(Data in this exercise Opens)

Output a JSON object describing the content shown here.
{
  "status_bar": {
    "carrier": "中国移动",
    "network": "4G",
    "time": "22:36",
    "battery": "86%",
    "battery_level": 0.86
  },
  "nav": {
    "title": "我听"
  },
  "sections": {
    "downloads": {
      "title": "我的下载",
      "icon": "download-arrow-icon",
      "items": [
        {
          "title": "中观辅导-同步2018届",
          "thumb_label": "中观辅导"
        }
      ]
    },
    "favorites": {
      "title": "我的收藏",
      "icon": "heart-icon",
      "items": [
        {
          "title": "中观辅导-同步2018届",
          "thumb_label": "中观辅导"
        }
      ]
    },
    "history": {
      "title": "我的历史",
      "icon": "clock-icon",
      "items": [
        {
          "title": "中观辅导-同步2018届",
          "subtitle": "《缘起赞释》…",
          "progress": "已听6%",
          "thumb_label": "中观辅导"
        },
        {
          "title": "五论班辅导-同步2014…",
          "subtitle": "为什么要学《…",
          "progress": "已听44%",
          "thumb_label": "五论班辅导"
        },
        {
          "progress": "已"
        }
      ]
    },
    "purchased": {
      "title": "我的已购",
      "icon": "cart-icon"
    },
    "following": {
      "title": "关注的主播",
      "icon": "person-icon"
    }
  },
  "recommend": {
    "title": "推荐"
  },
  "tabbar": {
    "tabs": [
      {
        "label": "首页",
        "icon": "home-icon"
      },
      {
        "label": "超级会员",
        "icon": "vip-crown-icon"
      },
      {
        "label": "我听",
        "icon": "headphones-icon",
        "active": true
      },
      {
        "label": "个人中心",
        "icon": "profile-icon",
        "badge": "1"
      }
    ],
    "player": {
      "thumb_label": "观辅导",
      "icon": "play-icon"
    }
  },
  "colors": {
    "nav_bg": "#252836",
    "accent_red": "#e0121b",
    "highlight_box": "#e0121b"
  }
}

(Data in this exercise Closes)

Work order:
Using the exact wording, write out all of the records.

Solution:
Output a JSON object describing the content shown here.
{
  "status_bar": {
    "carrier": "中国移动",
    "network": "4G",
    "time": "22:36",
    "battery": "86%",
    "battery_level": 0.86
  },
  "nav": {
    "title": "我听"
  },
  "sections": {
    "downloads": {
      "title": "我的下载",
      "icon": "download-arrow-icon",
      "items": [
        {
          "title": "中观辅导-同步2018届",
          "thumb_label": "中观辅导"
        }
      ]
    },
    "favorites": {
      "title": "我的收藏",
      "icon": "heart-icon",
      "items": [
        {
          "title": "中观辅导-同步2018届",
          "thumb_label": "中观辅导"
        }
      ]
    },
    "history": {
      "title": "我的历史",
      "icon": "clock-icon",
      "items": [
        {
          "title": "中观辅导-同步2018届",
          "subtitle": "《缘起赞释》…",
          "progress": "已听6%",
          "thumb_label": "中观辅导"
        },
        {
          "title": "五论班辅导-同步2014…",
          "subtitle": "为什么要学《…",
          "progress": "已听44%",
          "thumb_label": "五论班辅导"
        },
        {
          "progress": "已"
        }
      ]
    },
    "purchased": {
      "title": "我的已购",
      "icon": "cart-icon"
    },
    "following": {
      "title": "关注的主播",
      "icon": "person-icon"
    }
  },
  "recommend": {
    "title": "推荐"
  },
  "tabbar": {
    "tabs": [
      {
        "label": "首页",
        "icon": "home-icon"
      },
      {
        "label": "超级会员",
        "icon": "vip-crown-icon"
      },
      {
        "label": "我听",
        "icon": "headphones-icon",
        "active": true
      },
      {
        "label": "个人中心",
        "icon": "profile-icon",
        "badge": "1"
      }
    ],
    "player": {
      "thumb_label": "观辅导",
      "icon": "play-icon"
    }
  },
  "colors": {
    "nav_bg": "#252836",
    "accent_red": "#e0121b",
    "highlight_box": "#e0121b"
  }
}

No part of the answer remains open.